“I was noticing the public at large. Not everybody has experience with somebody that has a developmental disability, so there’s a level of uncomfortableness there,” Dalgarn said.
As the group continued performing at local bookstores and coffee shops, Dalgarn gained more perspective watching the audience from where he stood on stage.
“To see what joy is and all those things - really important things in your life - these guys are just full of that kind of joy and when we’re playing, that is sent out,” Dalgarn said. “That’s what people see, and most people respond to that. Suddenly, they’re now allowing that person in.”
During the program’s weekly Tuesday performance, smiles remained on the faces of the performers and audience alike. The sweet sound of cowbell, maracas and voices spread throughout the room. Audience members listened contently as they watched family, friends and strangers move to their own music. The space remained open for people to dance, pick up new instruments and interact with others.
Kari McArdle, recreation manager at the Max Higbee Center, said some of the biggest changes she’s seen in clients pertain to confidence. A group from the center joins Out of the Ashes for some programs at Boundary Bay and the Bellingham Veterans of Foreign Wars.
“There’s a lot of members that we have that aren’t very outgoing or don’t talk much or interact much and they start singing and you wouldn’t even know because they’re nonverbal. And that’s really incredible,” McArdle said.
McArdle finds importance in the community interaction with the group’s performances.
“People will just wander in and are like, ‘This is really rad.’ Community involvement is really cool because we don’t get that a lot with this population,” McArdle said.
Though both the public and Dalgarn’s clients were growing from the experience, Dalgarn struggled to fund the group’s endeavors. The program will always include an individual like Dalgarn to teach and support clients. As a result, no agency wanted to take it on.
“When there’s things like happiness and joy and fun and all those really nice feelings, but they’re very intangible, they don’t necessarily qualify you or explain this is why we should pay you,” Dalgarn said. “This is a difficult kind of thing to get across to agencies or people who don’t have an emotional connection to a client.”
Dalgarn turned to the parents and families of his clients for support.
He said life is sometimes very limited in terms of experiences for adults with disabilities. “All of the sudden they’re in a band, and they have a CD,” Dalgarn said. “These are all things that the family members had no idea was ever going to be a possibility.”
Patty Roe, a caretaker to Out of the Ashes member Kevin Shelley, said the best part for Shelley is just being in a band.
“He’s very proud of it. Those kind of places to feel included are just really huge for him,” Roe said.
The parents who became witnesses of the changes occurring in their loved one’s life, eventually ended up funding the program.
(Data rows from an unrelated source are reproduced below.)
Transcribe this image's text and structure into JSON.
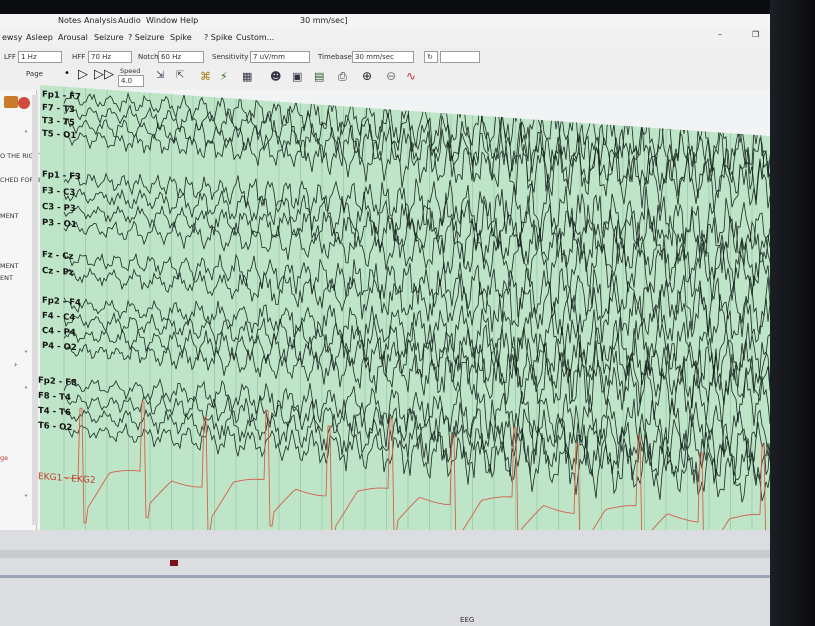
{
  "window": {
    "title_fragment": "30 mm/sec]",
    "menu": [
      "Notes",
      "Analysis",
      "Audio",
      "Window",
      "Help"
    ],
    "controls": {
      "restore": "❐",
      "close": "✕",
      "min2": "–",
      "restore2": "❐",
      "close2": "✕"
    }
  },
  "event_toolbar": {
    "buttons": [
      "ewsy",
      "Asleep",
      "Arousal",
      "Seizure",
      "? Seizure",
      "Spike",
      "? Spike",
      "Custom..."
    ]
  },
  "settings": {
    "lff_label": "LFF",
    "lff_value": "1 Hz",
    "hff_label": "HFF",
    "hff_value": "70 Hz",
    "notch_label": "Notch",
    "notch_value": "60 Hz",
    "sensitivity_label": "Sensitivity",
    "sensitivity_value": "7 uV/mm",
    "timebase_label": "Timebase",
    "timebase_value": "30 mm/sec"
  },
  "playback": {
    "page_label": "Page",
    "speed_label": "Speed",
    "speed_value": "4.0",
    "play_glyph": "▷",
    "fast_glyph": "▷▷"
  },
  "left_panel": {
    "notes": [
      "O THE RIGHT",
      "CHED FORHEA",
      "MENT",
      "MENT",
      "ENT",
      "ge"
    ]
  },
  "channels": [
    "Fp1 - F7",
    "F7 - T3",
    "T3 - T5",
    "T5 - O1",
    "Fp1 - F3",
    "F3 - C3",
    "C3 - P3",
    "P3 - O1",
    "Fz - Cz",
    "Cz - Pz",
    "Fp2 - F4",
    "F4 - C4",
    "C4 - P4",
    "P4 - O2",
    "Fp2 - F8",
    "F8 - T4",
    "T4 - T6",
    "T6 - O2"
  ],
  "ekg_label": "EKG1 - EKG2",
  "colors": {
    "eeg_background": "#bfe5c9",
    "eeg_trace": "#1a2a22",
    "ekg_trace": "#d2614a",
    "grid": "#8fbf9c"
  },
  "footer_text": "EEG"
}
“They’re in a band; it’s just completely changed their whole life. There is meaning. To me that’s transformative. There is worth where there wasn’t worth before,” Dalgarn said.
Pam Holladay’s daughter, Janae, lights up the stage at programs with vocals and a huge smile. Holladay said Janae’s participation in Out of the Ashes has made her feel more comfortable in public.
“She has more confidence,” Holladay said. “She invites a lot of her regular friends to come.”
Similarly, Roe notices the impact the program has had on people at different stages developmentally. Roe said it’s amazing to see people come alive in the program.
Moving forward, Dalgarn sees the program branching off. His son, an air-force veteran, has expressed interest in offering a similar program to musically inclined veterans coping with post-traumatic stress disorder.
“I can see this whole thing with a lot of different arms,” said Dalgarn. “I just think there are a lot of people that don’t know the program is happening that need to know, and I would love to be able to also mentor people like myself.”
Out of the Ashes performs weekly at the Bellingham VFW and occasionally at Boundary Bay Brewery.